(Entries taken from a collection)

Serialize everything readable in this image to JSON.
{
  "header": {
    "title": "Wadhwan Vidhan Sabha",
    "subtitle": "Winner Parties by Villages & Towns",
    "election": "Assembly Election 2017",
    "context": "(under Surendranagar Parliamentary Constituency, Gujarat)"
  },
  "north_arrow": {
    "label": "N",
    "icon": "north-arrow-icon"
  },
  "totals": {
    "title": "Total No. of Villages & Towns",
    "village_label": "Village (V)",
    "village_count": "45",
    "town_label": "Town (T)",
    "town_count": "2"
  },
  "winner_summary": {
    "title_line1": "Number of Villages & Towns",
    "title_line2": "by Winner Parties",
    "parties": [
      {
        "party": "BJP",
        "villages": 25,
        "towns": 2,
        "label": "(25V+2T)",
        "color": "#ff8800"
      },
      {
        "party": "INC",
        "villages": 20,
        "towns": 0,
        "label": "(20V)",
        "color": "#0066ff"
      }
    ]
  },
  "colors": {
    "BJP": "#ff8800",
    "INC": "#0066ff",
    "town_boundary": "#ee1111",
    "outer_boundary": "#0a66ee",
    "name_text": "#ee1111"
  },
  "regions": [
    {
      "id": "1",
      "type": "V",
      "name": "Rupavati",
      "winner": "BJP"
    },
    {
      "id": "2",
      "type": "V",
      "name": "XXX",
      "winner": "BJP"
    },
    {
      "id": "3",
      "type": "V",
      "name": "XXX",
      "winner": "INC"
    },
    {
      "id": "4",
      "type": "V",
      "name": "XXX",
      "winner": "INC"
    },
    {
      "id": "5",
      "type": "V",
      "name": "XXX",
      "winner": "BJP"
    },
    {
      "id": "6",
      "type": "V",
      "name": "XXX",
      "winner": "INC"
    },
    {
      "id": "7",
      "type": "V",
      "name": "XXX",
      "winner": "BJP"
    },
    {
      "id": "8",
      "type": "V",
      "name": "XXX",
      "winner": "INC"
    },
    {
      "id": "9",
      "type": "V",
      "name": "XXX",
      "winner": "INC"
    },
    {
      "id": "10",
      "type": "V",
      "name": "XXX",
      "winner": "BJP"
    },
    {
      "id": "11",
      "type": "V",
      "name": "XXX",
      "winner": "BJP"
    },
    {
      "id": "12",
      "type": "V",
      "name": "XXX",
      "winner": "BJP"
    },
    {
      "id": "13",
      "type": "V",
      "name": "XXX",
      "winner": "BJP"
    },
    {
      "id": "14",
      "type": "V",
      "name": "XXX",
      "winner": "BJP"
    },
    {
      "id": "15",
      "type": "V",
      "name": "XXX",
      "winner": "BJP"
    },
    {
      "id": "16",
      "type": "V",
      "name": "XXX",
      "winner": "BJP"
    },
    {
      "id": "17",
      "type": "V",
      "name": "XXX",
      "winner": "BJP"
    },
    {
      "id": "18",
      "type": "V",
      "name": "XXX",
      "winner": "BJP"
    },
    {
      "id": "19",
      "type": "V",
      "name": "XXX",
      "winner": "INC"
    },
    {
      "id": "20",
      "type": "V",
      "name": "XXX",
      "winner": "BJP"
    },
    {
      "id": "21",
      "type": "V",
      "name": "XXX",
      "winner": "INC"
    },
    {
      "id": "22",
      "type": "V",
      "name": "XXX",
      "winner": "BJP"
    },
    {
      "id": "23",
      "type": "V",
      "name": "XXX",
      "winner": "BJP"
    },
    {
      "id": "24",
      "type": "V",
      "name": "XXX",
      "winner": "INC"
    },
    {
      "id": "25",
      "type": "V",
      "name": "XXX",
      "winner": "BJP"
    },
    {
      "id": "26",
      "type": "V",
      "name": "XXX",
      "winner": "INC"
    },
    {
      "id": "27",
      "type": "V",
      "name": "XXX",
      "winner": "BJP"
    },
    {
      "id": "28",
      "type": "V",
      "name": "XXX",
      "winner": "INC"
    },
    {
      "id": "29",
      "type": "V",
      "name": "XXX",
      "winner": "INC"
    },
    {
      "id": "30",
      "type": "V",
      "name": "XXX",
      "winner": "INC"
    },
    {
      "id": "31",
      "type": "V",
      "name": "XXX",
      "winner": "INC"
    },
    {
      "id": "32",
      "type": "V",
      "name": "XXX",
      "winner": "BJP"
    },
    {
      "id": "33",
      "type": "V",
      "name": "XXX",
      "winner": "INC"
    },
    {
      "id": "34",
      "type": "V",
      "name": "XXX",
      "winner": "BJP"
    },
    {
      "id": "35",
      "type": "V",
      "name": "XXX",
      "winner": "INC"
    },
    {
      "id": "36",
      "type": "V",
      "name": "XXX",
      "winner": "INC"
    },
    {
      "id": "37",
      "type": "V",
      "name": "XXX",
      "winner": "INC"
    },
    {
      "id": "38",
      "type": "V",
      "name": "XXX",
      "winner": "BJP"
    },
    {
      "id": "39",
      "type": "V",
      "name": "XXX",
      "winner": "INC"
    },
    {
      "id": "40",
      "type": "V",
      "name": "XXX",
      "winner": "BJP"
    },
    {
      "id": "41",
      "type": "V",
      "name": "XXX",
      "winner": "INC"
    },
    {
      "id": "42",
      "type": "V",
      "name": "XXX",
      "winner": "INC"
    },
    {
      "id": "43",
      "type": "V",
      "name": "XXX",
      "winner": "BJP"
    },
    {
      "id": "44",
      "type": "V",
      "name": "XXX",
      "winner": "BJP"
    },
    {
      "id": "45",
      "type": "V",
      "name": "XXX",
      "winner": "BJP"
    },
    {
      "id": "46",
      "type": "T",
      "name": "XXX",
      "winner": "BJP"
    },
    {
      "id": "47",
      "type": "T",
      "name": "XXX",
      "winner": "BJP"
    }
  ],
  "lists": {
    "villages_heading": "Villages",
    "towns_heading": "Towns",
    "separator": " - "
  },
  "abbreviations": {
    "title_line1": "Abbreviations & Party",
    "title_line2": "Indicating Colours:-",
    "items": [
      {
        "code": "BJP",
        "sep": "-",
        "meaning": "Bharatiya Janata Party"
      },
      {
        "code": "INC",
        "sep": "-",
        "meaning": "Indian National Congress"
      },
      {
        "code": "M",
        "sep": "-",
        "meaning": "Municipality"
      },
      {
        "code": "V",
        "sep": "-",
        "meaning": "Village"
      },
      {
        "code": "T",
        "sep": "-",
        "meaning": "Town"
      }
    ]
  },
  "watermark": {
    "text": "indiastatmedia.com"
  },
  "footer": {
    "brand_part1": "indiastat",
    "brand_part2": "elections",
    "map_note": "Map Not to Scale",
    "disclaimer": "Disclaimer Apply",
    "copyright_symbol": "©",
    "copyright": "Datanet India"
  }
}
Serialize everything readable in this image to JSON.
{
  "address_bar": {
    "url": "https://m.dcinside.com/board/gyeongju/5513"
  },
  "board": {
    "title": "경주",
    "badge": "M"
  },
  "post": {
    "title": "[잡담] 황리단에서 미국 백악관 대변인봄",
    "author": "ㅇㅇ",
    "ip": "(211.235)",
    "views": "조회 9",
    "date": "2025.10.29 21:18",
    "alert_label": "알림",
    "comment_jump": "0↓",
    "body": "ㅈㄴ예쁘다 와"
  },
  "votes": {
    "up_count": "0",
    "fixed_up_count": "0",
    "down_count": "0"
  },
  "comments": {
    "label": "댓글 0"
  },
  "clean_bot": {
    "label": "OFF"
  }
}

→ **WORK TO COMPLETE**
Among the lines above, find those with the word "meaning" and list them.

→ **ANSWER FOR THE TASK**
        "meaning": "Bharatiya Janata Party"
        "meaning": "Indian National Congress"
        "meaning": "Municipality"
        "meaning": "Village"
        "meaning": "Town"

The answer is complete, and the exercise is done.